AI for Good: Merging biology and AI – the future of health care

We are facing a crossroads in health care. With an aging population and globalization facilitating the spread of disease, significant challenges have emerged. However, technologies such as artificial intelligence (AI) and biological models are providing more answers.

By combining the complex elements of human biology with the computational power of AI, we can pave a path to the future of medicine. We can build a healthier world with quicker, low­er-cost drug discovery and development that leads to more effective treatment. AI can also help us prevent pandemic outbreaks.

A ’backtobiology’ approach

In order to build the foundation for a new para­digm of treatment, we must use both the robust­ness of biological models and the cutting-edge innovation of emerging AI technologies. Medicine must take a ’back to biology’ approach to address the current medical landscape, par­ticularly in drug discovery.

The current process of drug dis­covery needs to be more efficient, and the drug discovery industry overall is an industry long overdue for disruption. Under the traditional pharma process, it takes around $2+ billion and 10–15 years to develop a drug. We need a more sustainable solution to drug development that involves higher success rates.

Merging biology and AI can offer a new approach to drug discovery and development that can reduce costs and development time. Biological insight delivers preci­sion, but AI provides speed and eliminates uncertainty by analysing trillions of data points per tissue sample in a matter of days; some­thing impossible for humans alone.

By comparing massive amounts of data, including individual patient health data to the greater popula­tion health data, we can develop prescriptive analytics that can determine what treatments will work best for each patient, and deliver on the promise of precision medicine. Applied in clinical development, this can lead to improved drug trials and increased success rates. Additionally, using analytics can also reduce development costs and bring new-in-class therapeutics to the patients in a time-ef­ficient manner.















Preventing pandemic outbreaks with AI

In addition to AI proving new treatments for today’s most insidious diseases, AI can predict, model, and slow the spread of disease in a pan­demic outbreak. Throughout history, pandemic outbreaks have devastated populations from the bubonic plague to the 1918 Spanish flu, and more recently, Bird flu, Ebola and SARS.

These modern outbreaks, spurred on by glo­balization, trade and travel, have led to the increased spread of viruses more than at any point in history. Treating outbreaks at this scale and speed is difficult given the unpredictable nature of viruses, which include natural muta­tions and resistance to existing medicines.

When a pandemic outbreak occurs, time is of the essence — and this is where AI has the potential to give us the tools we need to prevent the next global event. AI approaches, such as Bayesian analytics, have been used in health care, finance, and commerce, streamlining deci­sion-making for the optimal endpoint.

RELATED: AI for Good Global Summit
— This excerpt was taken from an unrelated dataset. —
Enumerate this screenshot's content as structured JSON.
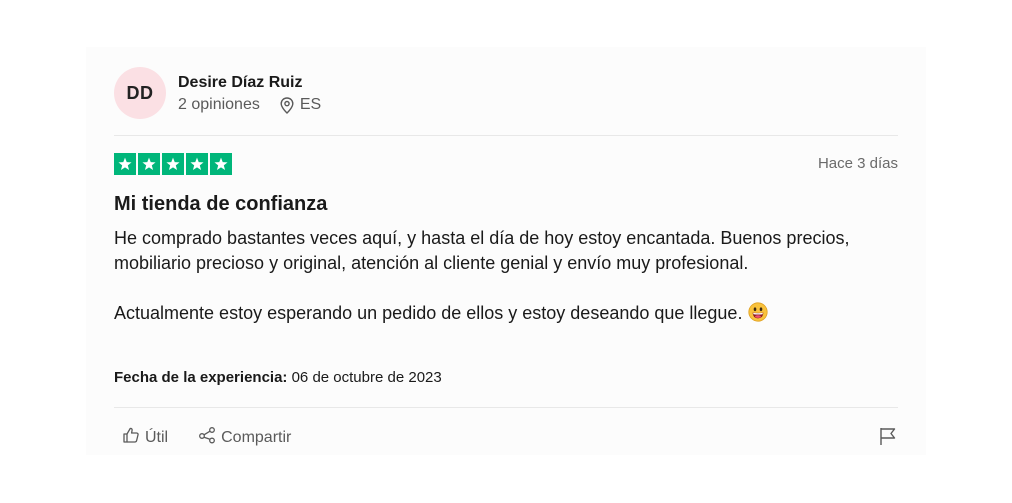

The first line of defense that AI tools will give us is the ability to predict and model potential outbreaks. By monitoring patient populations and medical data, AI can recognize patterns of pharmaceutical intervention to treat historical symptoms. These patterns could point to at-risk locations and also help identify the migration of a pending outbreak. This would allow agencies, such as the Centers for Disease Control and Prevention (CDC) to investigate and monitor those areas historically and in real-time to model the cause and effect relationships that could mitigate the progression of a pandemic, as well as its natural path within the population.
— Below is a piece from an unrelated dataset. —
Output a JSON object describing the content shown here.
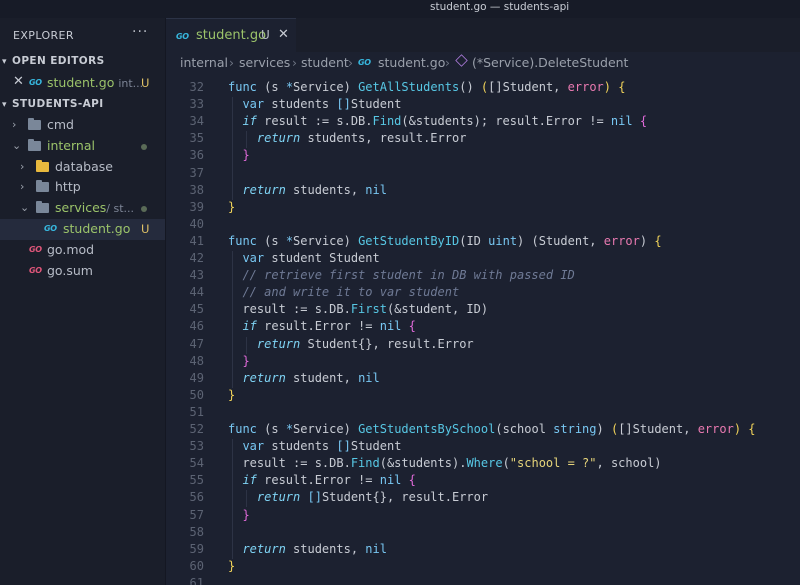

The second line of defense will be to utilize AI in the same way it’s used now by global trade companies to manage their shipping routes. The same approach that helps you get an ama­zon package from China efficiently can be used to forecast an outbreak.

AI can build causative relationships between travel data and population medical reports to help map out and predict the spread of a disease. Using this data, AI could prescribe ways to alter travel routes to help contain or slow the spread of a disease. At the same time, AI can help government agencies like the Defense Advanced Research Projects Agency’s (DARPA) Pandemic Prevention Platform (P3) to plan more rapid and efficient responses. With limited resources and time, these agencies need to be primed to deploy the right supplies and person­nel to the optimal locations at precisely the right time.

The use of AI to rapidly learn from large data­sets has a wide range of applications from drug development to fighting future pandemics. Like any technology or tool, once we understand its potential and multitude of applications, it can be used in great effect to benefit our world and save lives.

RELATED: AI for Good: How advanced crop intelligence can help solve food production challenges

By Niven R. Narain

Co-Founder, President and CEO, BERG




Want more thought leadership on the opportunities and risks of AI?

Go in-depth with our special edition of ITU News Magazine.

%d bloggers like this: